TDA1541A and Model S USB, part 2: Simultaneous data mode

‘Simultaneous data’ protocol was used by Philips back in the days of TDA1540, and in fact it was the only mode the TDA1540 could operate. The TDA1541, firstly non -A, and then -A, came later, when I2S protocol was standardized, so TDA1541(A) was I2S compatible. In addition, TDA1541(A) was also made to be compatible with previous Philips CD hardware, originally intended and designed to work with TDA1540 DAC, so TDA1541(A) can also accept said simultaneous data protocol.

All the TDA1541A DACs I made over the last ten years were normally using I2S, and primary reason that moved me to simultaneous data mode with this DAC was its convenience when working with higher (up to 192 kHz) sampling frequencies. Simultaneous mode utilizes two separate data lines, one for each channel (it is because TDA1540 was a single DAC, so each channel necessitated its own data signal). And, because in this case two channels data are not time multiplexed in one line (as in I2S), but are running simultaneously, the frequencies used, and I mean here both master clock and bit clock, are twice lower at given sampling frequency.

Once I made this DAC to operate in simultaneous mode, and ran regular audio performance measurements, I was very surprised to see TDA1541A jitter performance better than I’ve ever seen. Of course, the clocking scheme used in the Model S USB is clean, so I expected it to be good, however one thing was beyond my expectations: for the first time in my TDA1541A journey, data related jitter artifacts disappeared completely (!).

Of course, for S/PDIF DAC one would expect and accept certain level of data related jitter artifacts anyhow. However, I’ve been also dealing with TDA1541A within integrated CD players, and I strove on perfectly clean clocking schemes, and I even clocked TDA1541A directly from the master clock (i.e. via frequency divider only), but certain level of data related jitter artifacts always remained. The only explanation was that it was TDA1541A intrinsic jitter performance.

Now, the Model S USB appears practically free of data related jitter artifacts, and this improvement is about TDA1541A mode of operation. And I’d have to stress that, after all the years working with TDA1541A and efforts to improve upon its jitter performance (and linearity as well), this was the first time that I found something really doing it.

The explanation (one may ask for it) would be surely associated to the different DAC output triggering schemes used in the TDA1541A I2S mode, and simultaneous data mode. Thorough explanation might take some time, but most obvious difference is that, in I2S it is the bit clock that is also used to trigger the DAC output, whereas in simultaneous mode there is a dedicated latch enable (in place of I2S word clock, which is in this case redundant) that manages the DAC output triggering.
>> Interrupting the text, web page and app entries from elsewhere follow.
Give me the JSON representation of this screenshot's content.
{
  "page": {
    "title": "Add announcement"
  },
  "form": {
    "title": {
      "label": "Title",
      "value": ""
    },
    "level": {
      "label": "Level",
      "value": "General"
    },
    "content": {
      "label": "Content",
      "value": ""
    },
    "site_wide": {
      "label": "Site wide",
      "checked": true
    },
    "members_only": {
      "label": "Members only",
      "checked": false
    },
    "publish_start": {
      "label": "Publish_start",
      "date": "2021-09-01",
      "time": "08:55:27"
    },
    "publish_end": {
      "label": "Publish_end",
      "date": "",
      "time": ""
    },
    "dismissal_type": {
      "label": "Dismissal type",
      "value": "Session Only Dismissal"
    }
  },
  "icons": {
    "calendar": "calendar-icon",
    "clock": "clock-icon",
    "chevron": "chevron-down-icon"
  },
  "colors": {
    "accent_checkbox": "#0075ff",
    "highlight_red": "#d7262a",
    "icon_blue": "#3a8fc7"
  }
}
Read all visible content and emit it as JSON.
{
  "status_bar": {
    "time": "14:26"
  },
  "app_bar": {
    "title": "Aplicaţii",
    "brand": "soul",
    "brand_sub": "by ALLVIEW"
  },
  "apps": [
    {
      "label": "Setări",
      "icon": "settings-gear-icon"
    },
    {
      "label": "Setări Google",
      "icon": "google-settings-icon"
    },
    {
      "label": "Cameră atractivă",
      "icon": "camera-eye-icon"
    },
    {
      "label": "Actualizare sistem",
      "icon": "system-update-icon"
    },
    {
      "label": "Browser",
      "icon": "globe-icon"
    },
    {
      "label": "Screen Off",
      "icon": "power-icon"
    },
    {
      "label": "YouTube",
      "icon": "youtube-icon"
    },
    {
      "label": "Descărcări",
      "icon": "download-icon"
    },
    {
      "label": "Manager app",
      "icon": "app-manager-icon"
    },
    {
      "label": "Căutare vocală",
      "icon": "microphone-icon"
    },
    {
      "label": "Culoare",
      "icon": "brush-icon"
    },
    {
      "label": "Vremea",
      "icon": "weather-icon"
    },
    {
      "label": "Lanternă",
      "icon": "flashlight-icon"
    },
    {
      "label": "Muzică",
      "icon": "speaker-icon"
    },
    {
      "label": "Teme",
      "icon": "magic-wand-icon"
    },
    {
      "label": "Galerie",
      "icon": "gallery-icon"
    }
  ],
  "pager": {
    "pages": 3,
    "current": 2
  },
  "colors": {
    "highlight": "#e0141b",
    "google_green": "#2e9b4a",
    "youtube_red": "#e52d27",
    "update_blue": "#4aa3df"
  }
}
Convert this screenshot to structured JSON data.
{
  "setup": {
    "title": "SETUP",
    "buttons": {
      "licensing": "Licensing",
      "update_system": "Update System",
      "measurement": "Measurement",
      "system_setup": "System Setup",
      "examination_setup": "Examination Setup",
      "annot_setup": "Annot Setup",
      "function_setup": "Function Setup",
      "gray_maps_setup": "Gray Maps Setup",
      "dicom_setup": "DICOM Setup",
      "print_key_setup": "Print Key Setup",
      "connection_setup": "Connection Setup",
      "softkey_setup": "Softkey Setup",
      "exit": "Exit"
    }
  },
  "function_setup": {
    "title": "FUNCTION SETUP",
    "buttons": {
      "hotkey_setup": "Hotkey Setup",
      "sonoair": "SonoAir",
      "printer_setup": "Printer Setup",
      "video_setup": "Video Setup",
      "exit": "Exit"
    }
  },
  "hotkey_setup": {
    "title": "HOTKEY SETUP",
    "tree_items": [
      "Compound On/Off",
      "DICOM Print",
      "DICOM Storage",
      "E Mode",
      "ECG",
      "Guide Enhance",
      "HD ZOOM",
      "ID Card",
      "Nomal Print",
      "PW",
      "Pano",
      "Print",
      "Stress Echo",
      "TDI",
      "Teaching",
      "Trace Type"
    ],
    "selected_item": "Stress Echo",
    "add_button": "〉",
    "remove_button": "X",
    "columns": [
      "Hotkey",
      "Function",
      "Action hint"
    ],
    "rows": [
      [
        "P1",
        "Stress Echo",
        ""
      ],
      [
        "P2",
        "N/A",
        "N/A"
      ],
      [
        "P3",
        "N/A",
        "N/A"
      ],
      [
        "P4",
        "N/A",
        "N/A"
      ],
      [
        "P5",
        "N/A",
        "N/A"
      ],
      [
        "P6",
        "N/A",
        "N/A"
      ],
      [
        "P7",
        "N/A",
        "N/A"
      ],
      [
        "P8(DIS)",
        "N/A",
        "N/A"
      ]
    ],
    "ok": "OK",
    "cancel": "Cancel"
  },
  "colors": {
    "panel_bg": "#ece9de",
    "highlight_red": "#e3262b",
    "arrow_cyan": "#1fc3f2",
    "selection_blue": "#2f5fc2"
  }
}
It might be needless to say, but to my knowledge the Model S USB is the only DAC with TDA1541A operating in simultaneous data mode.

 

 

Related topics:

TDA1541A and Model S USB, part 1: 192 kHz?

TDA1541A and Model S USB, part 3: TDA1541A today

TDA1541A and Model S USB, part 4: TDA1541A grades and series